As a response, Lerner and Pozdorovkin delve into the personal histories of Katya, Nadya and Masha. They interview their parents, explore how they found their way to radical politics, and humanize them in the face of an unfriendly and cold Russian judicial system. Just as outside the courtroom the devout religious crowd is explaining that these women have metaphorically defecated on the heart of Russia. Too often the identities of activists are obscured by simplified and stereotyped perceptions of how they became radicalized. Political discourse falls apart when two sides of an issue stop seeing each other as people, and while these three women have become quite the touchstone of religious anxiety, Lerner and Pozdorovkin are determined to show them as people (and three very different people at that).
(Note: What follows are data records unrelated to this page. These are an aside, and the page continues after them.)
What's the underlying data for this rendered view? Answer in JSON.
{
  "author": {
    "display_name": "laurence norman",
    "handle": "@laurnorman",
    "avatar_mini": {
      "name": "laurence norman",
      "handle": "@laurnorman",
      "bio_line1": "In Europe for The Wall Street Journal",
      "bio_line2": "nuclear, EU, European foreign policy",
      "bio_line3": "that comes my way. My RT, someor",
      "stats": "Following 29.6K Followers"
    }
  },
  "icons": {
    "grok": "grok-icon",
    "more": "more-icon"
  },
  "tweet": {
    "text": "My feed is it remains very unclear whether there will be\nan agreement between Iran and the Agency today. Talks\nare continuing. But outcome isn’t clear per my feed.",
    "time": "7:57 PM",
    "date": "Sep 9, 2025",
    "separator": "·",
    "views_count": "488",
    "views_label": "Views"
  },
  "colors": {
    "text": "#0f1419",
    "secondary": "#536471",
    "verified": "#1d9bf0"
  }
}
The mission statement of Human Rights Watch says quite clearly that the organization’s primary goal is to “protect the human rights of people around the world.” While a festival can hardly arrive on the site of a conflict and mediate, the films that make up this year’s program have done the immeasurably important work of telling the stories of perceived victims and raising them to the level of heroes. And if that isn’t inspiration enough, their engagement with the potential of documentary filmmaking as a form is equally worth celebrating.